NEW THIS YEAR! The schedule of technical sessions is in Sched.org which allows you to search within the schedule, filter the schedule to show sessions only occurring on a certain date, within a track, or in a room. You can also build your own schedule by creating a free account in Sched.org. Click here to return to the main Midwest Fish & Wildlife Conference website. 

PLEASE NOTE: The schedule posted here is as of 1/25/16, and is subject to change. Please check back for updates.
Back To Schedule
Wednesday, January 27 • 11:00am - 11:20am
Decision Analysis Via Stochastic Simulations In Support of The Development of New Management Initiatives For Saginaw Bay

Sign up or log in to save this to your schedule, view media, leave feedback and see who's attending!

AUTHORS: David G. Fielder*, Michigan DNR; Michael L. Jones, Michigan State University QFC; James R. Bence, Michigan State University QFC

ABSTRACT: The management of Saginaw Bay’s walleye and yellow perch fisheries have long been based on recovery objectives for walleye and statewide harvest regulations.
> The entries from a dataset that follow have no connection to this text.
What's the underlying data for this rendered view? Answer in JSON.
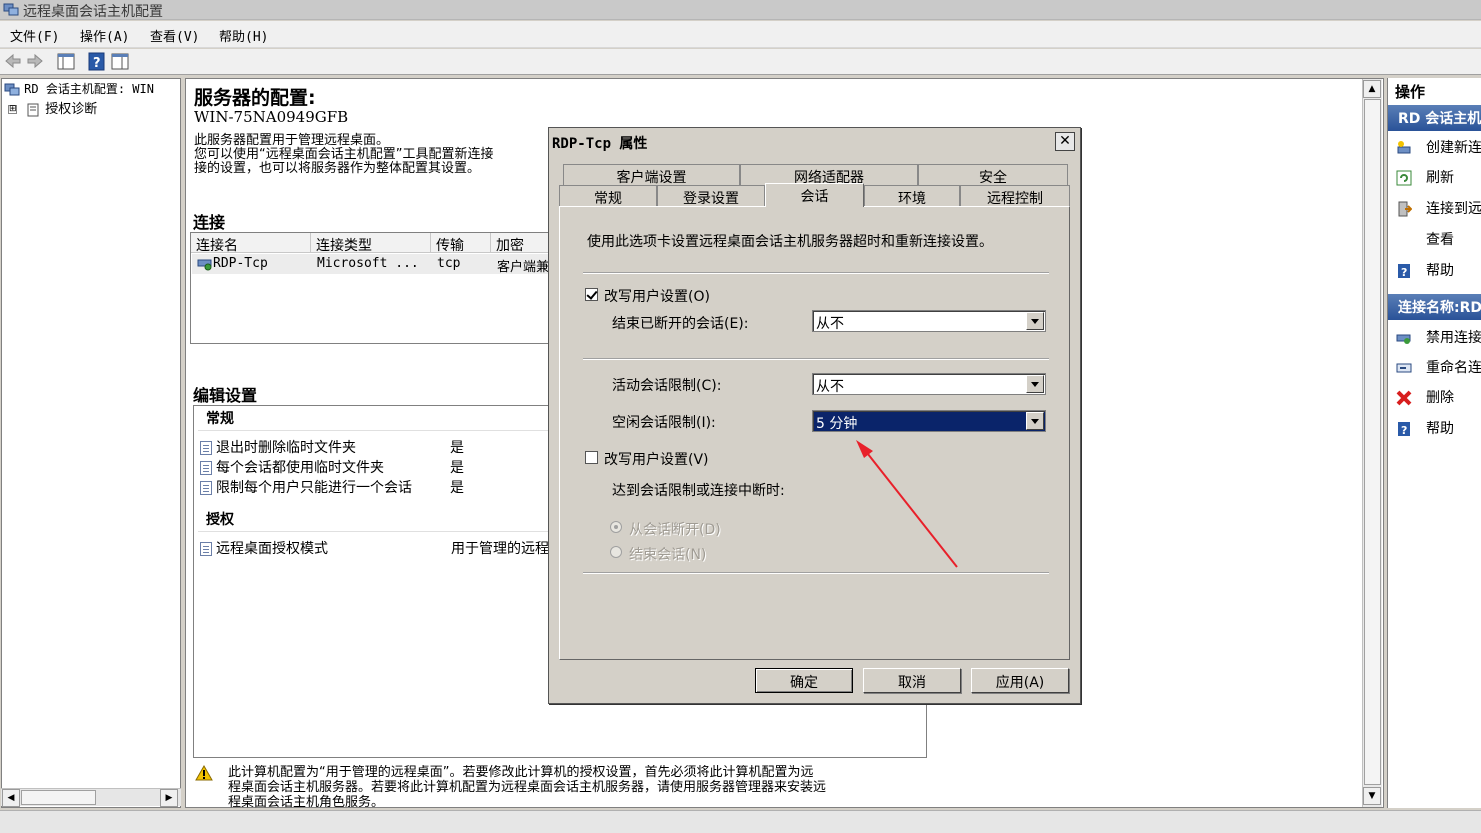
{
  "window": {
    "title": "远程桌面会话主机配置"
  },
  "menu": [
    "文件(F)",
    "操作(A)",
    "查看(V)",
    "帮助(H)"
  ],
  "tree": {
    "root": "RD 会话主机配置: WIN",
    "child": "授权诊断",
    "expander": "⊞"
  },
  "server": {
    "heading": "服务器的配置:",
    "name": "WIN-75NA0949GFB",
    "desc1": "此服务器配置用于管理远程桌面。",
    "desc2": "您可以使用“远程桌面会话主机配置”工具配置新连接",
    "desc3": "接的设置，也可以将服务器作为整体配置其设置。"
  },
  "connections": {
    "heading": "连接",
    "columns": [
      "连接名",
      "连接类型",
      "传输",
      "加密"
    ],
    "rows": [
      {
        "name": "RDP-Tcp",
        "type": "Microsoft ...",
        "transport": "tcp",
        "encryption": "客户端兼"
      }
    ]
  },
  "edit_settings": {
    "heading": "编辑设置",
    "general_heading": "常规",
    "general": [
      {
        "label": "退出时删除临时文件夹",
        "value": "是"
      },
      {
        "label": "每个会话都使用临时文件夹",
        "value": "是"
      },
      {
        "label": "限制每个用户只能进行一个会话",
        "value": "是"
      }
    ],
    "licensing_heading": "授权",
    "licensing": [
      {
        "label": "远程桌面授权模式",
        "value": "用于管理的远程"
      }
    ]
  },
  "warning": {
    "line1": "此计算机配置为“用于管理的远程桌面”。若要修改此计算机的授权设置，首先必须将此计算机配置为远",
    "line2": "程桌面会话主机服务器。若要将此计算机配置为远程桌面会话主机服务器，请使用服务器管理器来安装远",
    "line3": "程桌面会话主机角色服务。"
  },
  "actions": {
    "heading": "操作",
    "group1": "RD 会话主机",
    "items1": [
      "创建新连",
      "刷新",
      "连接到远",
      "查看",
      "帮助"
    ],
    "group2": "连接名称:RD",
    "items2": [
      "禁用连接",
      "重命名连",
      "删除",
      "帮助"
    ]
  },
  "dialog": {
    "title": "RDP-Tcp 属性",
    "close": "✕",
    "tabs_row1": [
      "客户端设置",
      "网络适配器",
      "安全"
    ],
    "tabs_row2": [
      "常规",
      "登录设置",
      "会话",
      "环境",
      "远程控制"
    ],
    "intro": "使用此选项卡设置远程桌面会话主机服务器超时和重新连接设置。",
    "override1_label": "改写用户设置(O)",
    "override1_checked": true,
    "end_disconnected_label": "结束已断开的会话(E):",
    "end_disconnected_value": "从不",
    "active_limit_label": "活动会话限制(C):",
    "active_limit_value": "从不",
    "idle_limit_label": "空闲会话限制(I):",
    "idle_limit_value": "5 分钟",
    "override2_label": "改写用户设置(V)",
    "override2_checked": false,
    "on_limit_label": "达到会话限制或连接中断时:",
    "radio_disconnect": "从会话断开(D)",
    "radio_end": "结束会话(N)",
    "ok": "确定",
    "cancel": "取消",
    "apply": "应用(A)"
  },
  "colors": {
    "selection": "#0a246a",
    "annotation_arrow": "#e8202a",
    "action_header": "#2a5298"
  }
}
Walleye reached recovery targets in 2009 but yellow perch declined to record lows. Needed were new state-based management targets and strategies tailored to the needs and opportunities in the bay’s fish community. With the aid and input of fishery managers, we identified critical uncertainties affecting the future of walleye in the bay. They included alewife futures (a strong determinant of walleye recruitment) and the magnitude of commercial by-kill of walleye in the bay. Similarly, two sustainability criteria were identified; first a walleye spawning stock no less than 20% of the unfished level and secondly a growth rate criteria (a previously used recovery target and surrogate for population at carrying capacity) at no more than 110% of the state average rate. We then developed a stochastic simulation model of the walleye population and fisheries including the effect of alewives on recruitment. The simulation model was then used to forward project the likely future of the walleye population and fisheries in light of chosen management sustainability criteria across the two critical uncertainties. The objective function of the analysis being the greatest sustainable walleye harvest. The result was a decision analysis that enabled us to inform fishery managers of the intensity the walleye fishery could sustainably be fished at. This presentation is a precursor to a companion talk on the extension of these findings to new harvest regulations for walleye and yellow perch.

Wednesday January 27, 2016 11:00am - 11:20am EST